Mahone in the small town of Monroe in Southampton County, Virginia. In 1840, the Mahone family moved to Jerusalem (now Courtland). In Jerusalem, young William soon gained a reputation for gambling, the use of tobacco and profanity. His first education was at a country school and with his father who taught him mathematics. On July 20, 1844 at the age of 17 ½ Mahone entered the Virginia Military Institute in Lexington, Virginia. He graduated July 5, 1847 with a class standing of 8th out of 12 graduates.
After an unsuccessful attempt to obtain a commission in the army during the Mexican War (1846-1848), he began teaching school in Caroline County. Although he enjoyed teaching, he kept his eyes open for something better. He decided to become an engineer, remarking that, “Internal Improvements seem to be the order of the day far and wide”, which proved to be correct. In 1849, Mahone began with the Orange and Alexandria Railroad and later the Norfolk and Petersburg Railroad. In 1853, he became chief engineer of the Norfolk and Petersburg, becoming president in 1860.
On February 8, 1855, Mahone married Otelia Butler of Smithfield, Virginia.
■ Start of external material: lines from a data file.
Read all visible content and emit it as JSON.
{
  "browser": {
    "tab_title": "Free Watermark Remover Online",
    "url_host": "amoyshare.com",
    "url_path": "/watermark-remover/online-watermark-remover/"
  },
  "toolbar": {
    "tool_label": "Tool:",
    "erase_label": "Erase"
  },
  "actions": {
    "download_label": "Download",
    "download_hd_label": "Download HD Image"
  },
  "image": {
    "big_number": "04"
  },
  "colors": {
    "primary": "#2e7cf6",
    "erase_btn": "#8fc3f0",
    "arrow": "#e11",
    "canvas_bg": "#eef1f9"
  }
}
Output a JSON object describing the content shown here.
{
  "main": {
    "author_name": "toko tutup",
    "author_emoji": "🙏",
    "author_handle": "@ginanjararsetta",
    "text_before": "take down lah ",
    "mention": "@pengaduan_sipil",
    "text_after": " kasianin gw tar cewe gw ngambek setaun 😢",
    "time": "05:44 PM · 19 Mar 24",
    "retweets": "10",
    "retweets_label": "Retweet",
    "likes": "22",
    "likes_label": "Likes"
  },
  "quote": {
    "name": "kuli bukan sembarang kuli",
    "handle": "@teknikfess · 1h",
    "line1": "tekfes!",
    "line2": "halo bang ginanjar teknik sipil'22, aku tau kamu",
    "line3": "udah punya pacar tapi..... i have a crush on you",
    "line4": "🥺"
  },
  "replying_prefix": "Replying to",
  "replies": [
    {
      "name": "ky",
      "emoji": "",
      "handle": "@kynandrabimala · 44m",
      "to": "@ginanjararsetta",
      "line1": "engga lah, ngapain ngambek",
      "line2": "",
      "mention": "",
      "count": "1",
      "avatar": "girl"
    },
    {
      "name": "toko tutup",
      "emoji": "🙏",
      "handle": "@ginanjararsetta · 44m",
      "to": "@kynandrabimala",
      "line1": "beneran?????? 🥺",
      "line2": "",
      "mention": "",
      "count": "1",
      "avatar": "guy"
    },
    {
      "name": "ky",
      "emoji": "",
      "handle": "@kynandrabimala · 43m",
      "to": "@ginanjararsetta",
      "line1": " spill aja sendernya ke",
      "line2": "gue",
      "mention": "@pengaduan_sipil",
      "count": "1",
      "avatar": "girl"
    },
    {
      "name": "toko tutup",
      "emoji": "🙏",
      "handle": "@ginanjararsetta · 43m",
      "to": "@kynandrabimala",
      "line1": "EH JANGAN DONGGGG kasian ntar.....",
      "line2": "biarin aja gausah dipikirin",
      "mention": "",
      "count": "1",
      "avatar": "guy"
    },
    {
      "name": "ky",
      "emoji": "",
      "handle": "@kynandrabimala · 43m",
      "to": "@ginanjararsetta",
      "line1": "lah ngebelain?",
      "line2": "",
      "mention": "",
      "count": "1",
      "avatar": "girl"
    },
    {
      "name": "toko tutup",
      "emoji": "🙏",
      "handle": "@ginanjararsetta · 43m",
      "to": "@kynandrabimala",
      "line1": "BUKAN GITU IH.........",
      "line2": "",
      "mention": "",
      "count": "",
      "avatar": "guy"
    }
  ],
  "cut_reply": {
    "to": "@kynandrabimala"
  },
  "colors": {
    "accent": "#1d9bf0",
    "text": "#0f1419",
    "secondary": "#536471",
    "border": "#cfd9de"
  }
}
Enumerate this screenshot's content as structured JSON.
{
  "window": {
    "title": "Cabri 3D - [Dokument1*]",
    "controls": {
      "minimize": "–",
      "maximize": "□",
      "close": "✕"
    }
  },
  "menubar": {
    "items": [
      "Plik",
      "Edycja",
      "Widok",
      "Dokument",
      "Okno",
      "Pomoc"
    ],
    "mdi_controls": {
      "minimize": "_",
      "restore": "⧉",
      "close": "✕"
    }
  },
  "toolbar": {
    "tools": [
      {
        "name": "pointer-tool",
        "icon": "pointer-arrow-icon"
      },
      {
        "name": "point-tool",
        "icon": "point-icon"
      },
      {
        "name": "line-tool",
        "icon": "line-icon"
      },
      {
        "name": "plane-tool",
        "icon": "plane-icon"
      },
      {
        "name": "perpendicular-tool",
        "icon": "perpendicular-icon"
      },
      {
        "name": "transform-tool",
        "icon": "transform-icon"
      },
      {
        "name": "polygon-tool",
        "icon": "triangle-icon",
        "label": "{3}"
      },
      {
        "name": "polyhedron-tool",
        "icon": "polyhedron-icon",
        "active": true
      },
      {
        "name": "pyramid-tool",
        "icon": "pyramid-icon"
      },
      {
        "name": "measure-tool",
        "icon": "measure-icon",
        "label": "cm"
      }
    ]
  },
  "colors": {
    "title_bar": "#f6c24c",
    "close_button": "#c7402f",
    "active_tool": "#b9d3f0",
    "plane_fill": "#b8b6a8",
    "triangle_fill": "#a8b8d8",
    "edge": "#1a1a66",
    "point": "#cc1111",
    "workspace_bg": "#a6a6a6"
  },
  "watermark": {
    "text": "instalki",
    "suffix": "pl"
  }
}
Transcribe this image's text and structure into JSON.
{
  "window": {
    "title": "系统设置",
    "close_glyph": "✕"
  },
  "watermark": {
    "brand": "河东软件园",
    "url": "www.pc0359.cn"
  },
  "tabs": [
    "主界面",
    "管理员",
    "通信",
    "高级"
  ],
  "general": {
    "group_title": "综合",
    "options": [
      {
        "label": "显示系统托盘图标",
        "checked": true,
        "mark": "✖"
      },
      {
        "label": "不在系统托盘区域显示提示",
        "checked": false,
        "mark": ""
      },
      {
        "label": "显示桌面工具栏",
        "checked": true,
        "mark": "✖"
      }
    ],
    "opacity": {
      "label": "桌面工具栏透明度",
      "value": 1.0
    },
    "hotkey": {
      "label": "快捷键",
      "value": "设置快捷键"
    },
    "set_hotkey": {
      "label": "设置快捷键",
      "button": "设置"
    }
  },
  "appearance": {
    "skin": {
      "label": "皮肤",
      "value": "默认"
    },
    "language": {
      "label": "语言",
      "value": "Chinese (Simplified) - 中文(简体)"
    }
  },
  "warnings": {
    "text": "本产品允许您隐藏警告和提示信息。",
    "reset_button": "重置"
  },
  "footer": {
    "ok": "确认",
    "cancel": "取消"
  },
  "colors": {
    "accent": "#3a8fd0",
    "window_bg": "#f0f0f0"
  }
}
The couple
produced thirteen children, of whom two sons and a daughter survived to maturity. The couple settled in Norfolk and lived there in the years before the Civil War. According to a local story, a number of the towns along the Norfolk/ Petersburg rail line such as Ivor and Waverly were named by Otelia, who was reading the novel “Ivanhoe” by Sir Walter Scott, at the time.
In 1860, Mahone owned seven slaves, 3 male and 4 female, was a member of the
Democratic Party and was in favor of Virginia’s secession from the Union. Less than two weeks after Virginia succeeded, Mahone was appointed a lieutenant colonel in the 6th Virginia Volunteer infantry in Norfolk. He was promoted to brigadier general on November 16, but remained in the in the Norfolk area away from the fighting taking place in central and northern Virginia. While in Norfolk, Mahone bluffed federal troops into abandoning the Navy Yard across the Elizabeth River in Portsmouth. He accomplished this by running a single passenger train, creating great noise, back and forth, into and out of Norfolk. This created an illusion of large numbers of Confederate troops arriving. This caused the Union troops at the Yard to retreat to nearby Fort Monroe.
At the end of May 1862, Mahone’s brigade was finally marching north, where they joined
Joseph E. Johnston’s forces in an attack against the Union forces of George B. McClellan at Seven Pines (Fair Oaks), Virginia. The battle was at best a draw for the Confederates, but is generally seen as a tactical victory for the Union. It was at this battle that Robert E. Lee assumed command of the Army of Northern Virginia. Mahone was part of Benjamin Huger’s forces which had no real field experience up to this point in the war. It was no surprise that when they came under fire, they gave way in confusion. A second attack was ordered, and again, were ordered to retreat in short order. D. H. Hill was in tactical command, and railed at the retreating soldiers, calling them cowards. Mahone, in command of a brigade, protested the language being used by Hill, and told him he ordered the retreat, causing Hill to turn his wrath directly on Mahone. Mahone, who had a terrible temper, “fairly foamed,” and for a time considered challenging Hill to a duel. After pushing another brigade forward, Hill decided that the battle was going nowhere and broke off the fighting.
Mahone next saw action at the Second Battle of Manassas (Bull Run) in August 1862. It
was here he took part in Longstreet’s assault. At the moment of truth, however, he hesitated to act. It was at this point that he received a flesh wound which took him out of service until the following October. When Mahone’s wife was informed that he had suffered a flesh wound, she remarked that, “Now I know it is serious, for William has no flesh whatsoever.”
To be continued….